■ Aim of the exercise ■
Records follow. Copy every line with "Nazi".

■ Input records ■
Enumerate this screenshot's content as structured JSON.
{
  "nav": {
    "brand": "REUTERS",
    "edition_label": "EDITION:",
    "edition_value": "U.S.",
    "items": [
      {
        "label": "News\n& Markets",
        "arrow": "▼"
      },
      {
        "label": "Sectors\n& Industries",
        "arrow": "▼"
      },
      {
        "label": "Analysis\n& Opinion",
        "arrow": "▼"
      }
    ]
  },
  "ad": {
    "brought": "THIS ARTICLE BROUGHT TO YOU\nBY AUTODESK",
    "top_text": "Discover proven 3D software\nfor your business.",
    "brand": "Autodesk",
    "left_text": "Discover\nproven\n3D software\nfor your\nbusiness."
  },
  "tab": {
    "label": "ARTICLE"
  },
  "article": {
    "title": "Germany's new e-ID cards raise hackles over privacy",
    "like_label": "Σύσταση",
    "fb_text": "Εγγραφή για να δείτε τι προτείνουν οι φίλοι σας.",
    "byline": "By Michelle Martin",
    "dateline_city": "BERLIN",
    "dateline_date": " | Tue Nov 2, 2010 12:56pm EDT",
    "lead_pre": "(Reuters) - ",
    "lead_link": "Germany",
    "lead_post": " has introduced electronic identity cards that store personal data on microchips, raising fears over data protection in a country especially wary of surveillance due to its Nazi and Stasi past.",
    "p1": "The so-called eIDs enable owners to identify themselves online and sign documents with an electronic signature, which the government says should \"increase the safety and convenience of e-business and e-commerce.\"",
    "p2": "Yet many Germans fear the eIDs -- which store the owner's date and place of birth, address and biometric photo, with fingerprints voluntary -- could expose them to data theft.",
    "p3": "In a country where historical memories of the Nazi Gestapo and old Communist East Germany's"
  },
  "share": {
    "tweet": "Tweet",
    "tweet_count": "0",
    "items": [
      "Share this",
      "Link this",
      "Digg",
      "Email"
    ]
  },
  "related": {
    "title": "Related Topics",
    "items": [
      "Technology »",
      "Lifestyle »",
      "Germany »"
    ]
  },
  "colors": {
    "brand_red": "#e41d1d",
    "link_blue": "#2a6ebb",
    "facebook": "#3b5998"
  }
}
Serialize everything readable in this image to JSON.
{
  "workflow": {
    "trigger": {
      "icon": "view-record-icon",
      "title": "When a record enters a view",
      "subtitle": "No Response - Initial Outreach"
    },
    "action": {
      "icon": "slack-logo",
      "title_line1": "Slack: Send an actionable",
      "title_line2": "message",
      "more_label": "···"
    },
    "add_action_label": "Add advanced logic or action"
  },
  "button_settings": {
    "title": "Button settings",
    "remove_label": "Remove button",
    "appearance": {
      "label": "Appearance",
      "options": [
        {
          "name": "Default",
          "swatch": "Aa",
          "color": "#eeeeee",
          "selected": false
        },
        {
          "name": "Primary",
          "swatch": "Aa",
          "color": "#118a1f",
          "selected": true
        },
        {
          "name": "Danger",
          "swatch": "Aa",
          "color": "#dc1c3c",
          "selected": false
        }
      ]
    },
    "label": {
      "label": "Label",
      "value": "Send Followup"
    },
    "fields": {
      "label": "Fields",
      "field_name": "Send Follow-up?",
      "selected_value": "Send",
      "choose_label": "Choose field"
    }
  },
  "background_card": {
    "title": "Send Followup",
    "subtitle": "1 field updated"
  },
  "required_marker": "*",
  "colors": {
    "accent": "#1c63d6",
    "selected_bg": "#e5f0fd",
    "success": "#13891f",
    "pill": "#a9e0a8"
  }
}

■ Output below ■
    "lead_post": " has introduced electronic identity cards that store personal data on microchips, raising fears over data protection in a country especially wary of surveillance due to its Nazi and Stasi past.",
    "p3": "In a country where historical memories of the Nazi Gestapo and old Communist East Germany's"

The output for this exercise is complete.